There’s the west of American Mythology, a place of open spaces, big dreams, and limitless possibilities. Trail-blazing heroes came there and discovered gold, made fortunes, invented the movie industry.
Then there’s Shepard’s True West. The open spaces are gone, replaced by endless suburbia. The possibilities are mostly gone, too. But the big dreams remain, even if the dreamers themselves seem puny.
Shepard’s play, a battle of wills between two brothers who are rival would-be screenwriters, is a favorite of audiences and theatre companies, and no wonder: On one level, it’s pretty much sure-fire – short, punchy, full of mordant wit. The likeable actors here – Jeb Kreager as Austin, the buttoned-up brother, and Brian Osborne as Lee, the loose-cannon one, plus cameos by Joe Canuso and E. Ashley Izzard – nail their laughs.
But the greatness in Shepard’s play lies in its dark side.
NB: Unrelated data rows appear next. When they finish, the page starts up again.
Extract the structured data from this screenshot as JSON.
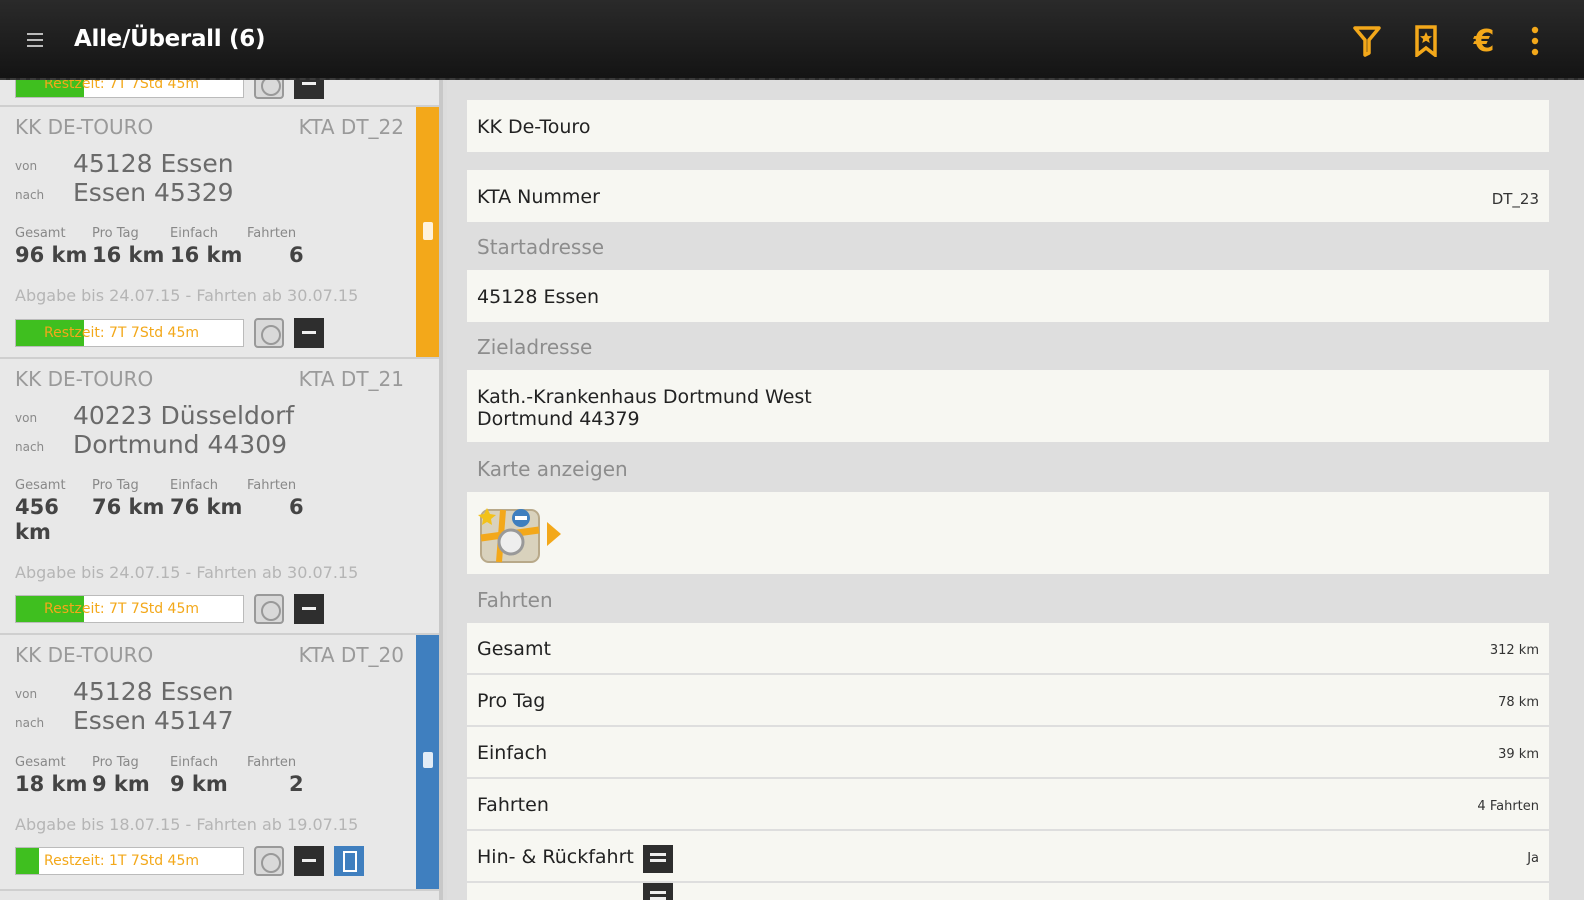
{
  "appbar": {
    "title": "Alle/Überall (6)",
    "icons": [
      "menu-icon",
      "filter-icon",
      "bookmark-icon",
      "euro-icon",
      "overflow-icon"
    ],
    "euro_symbol": "€"
  },
  "colors": {
    "accent": "#f3a81a",
    "green": "#3fbf1f",
    "blue": "#3f7fbf",
    "appbar": "#1c1c1c"
  },
  "list": {
    "top_partial": {
      "remaining": "Restzeit: 7T 7Std 45m"
    },
    "cards": [
      {
        "client": "KK DE-TOURO",
        "code": "KTA DT_22",
        "from_label": "von",
        "from": "45128 Essen",
        "to_label": "nach",
        "to": "Essen 45329",
        "stat_labels": [
          "Gesamt",
          "Pro Tag",
          "Einfach",
          "Fahrten"
        ],
        "stats": [
          "96 km",
          "16 km",
          "16 km",
          "6"
        ],
        "deadline": "Abgabe bis 24.07.15 - Fahrten ab 30.07.15",
        "remaining": "Restzeit: 7T 7Std 45m",
        "remaining_fraction": 0.3,
        "stripe_color": "#f3a81a"
      },
      {
        "client": "KK DE-TOURO",
        "code": "KTA DT_21",
        "from_label": "von",
        "from": "40223 Düsseldorf",
        "to_label": "nach",
        "to": "Dortmund 44309",
        "stat_labels": [
          "Gesamt",
          "Pro Tag",
          "Einfach",
          "Fahrten"
        ],
        "stats": [
          "456 km",
          "76 km",
          "76 km",
          "6"
        ],
        "deadline": "Abgabe bis 24.07.15 - Fahrten ab 30.07.15",
        "remaining": "Restzeit: 7T 7Std 45m",
        "remaining_fraction": 0.3,
        "stripe_color": "#e6e6e6"
      },
      {
        "client": "KK DE-TOURO",
        "code": "KTA DT_20",
        "from_label": "von",
        "from": "45128 Essen",
        "to_label": "nach",
        "to": "Essen 45147",
        "stat_labels": [
          "Gesamt",
          "Pro Tag",
          "Einfach",
          "Fahrten"
        ],
        "stats": [
          "18 km",
          "9 km",
          "9 km",
          "2"
        ],
        "deadline": "Abgabe bis 18.07.15 - Fahrten ab 19.07.15",
        "remaining": "Restzeit: 1T 7Std 45m",
        "remaining_fraction": 0.1,
        "stripe_color": "#3f7fbf"
      }
    ]
  },
  "detail": {
    "client": "KK De-Touro",
    "kta_label": "KTA Nummer",
    "kta_value": "DT_23",
    "start_section": "Startadresse",
    "start": "45128 Essen",
    "dest_section": "Zieladresse",
    "dest_line1": "Kath.-Krankenhaus Dortmund West",
    "dest_line2": "Dortmund 44379",
    "map_section": "Karte anzeigen",
    "trips_section": "Fahrten",
    "rows": [
      {
        "label": "Gesamt",
        "value": "312 km"
      },
      {
        "label": "Pro Tag",
        "value": "78 km"
      },
      {
        "label": "Einfach",
        "value": "39 km"
      },
      {
        "label": "Fahrten",
        "value": "4 Fahrten"
      },
      {
        "label": "Hin- & Rückfahrt",
        "value": "Ja"
      }
    ]
  }
}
Beneath the surface comedy is a play full of mournfulness and violence. This True West, an angry meditation on lost manhood and toxic families, is brilliant but staggeringly difficult to get right. For starters, it looks like a realistic play but it isn’t – the nesting box imagery is as close to Shepard’s poetry as it is to conventional playwrighting. The audience should feel uneasy throughout, in an evening punctuated by hairpin turns and long, ominous pauses.
At Theatre Exile, everything speeds along. Someone – director Matt Pfeiffer, I assume – chose to perform the play in one act rather than two, which further downsizes it. The star performance here turns out to be Thom Weaver’s lighting design, which packs several quirky, scary surprises.
Don’t get me wrong – it’s an entertaining evening. But in terms of conquering the heights of True West, this production is about is far from it as Austin and Lee are from the Weinstein Brothers.
Through Feb. 23, Theatre Exile at Plays & Players, 1714 Delancy St., 215-218-4022, theatreexile.org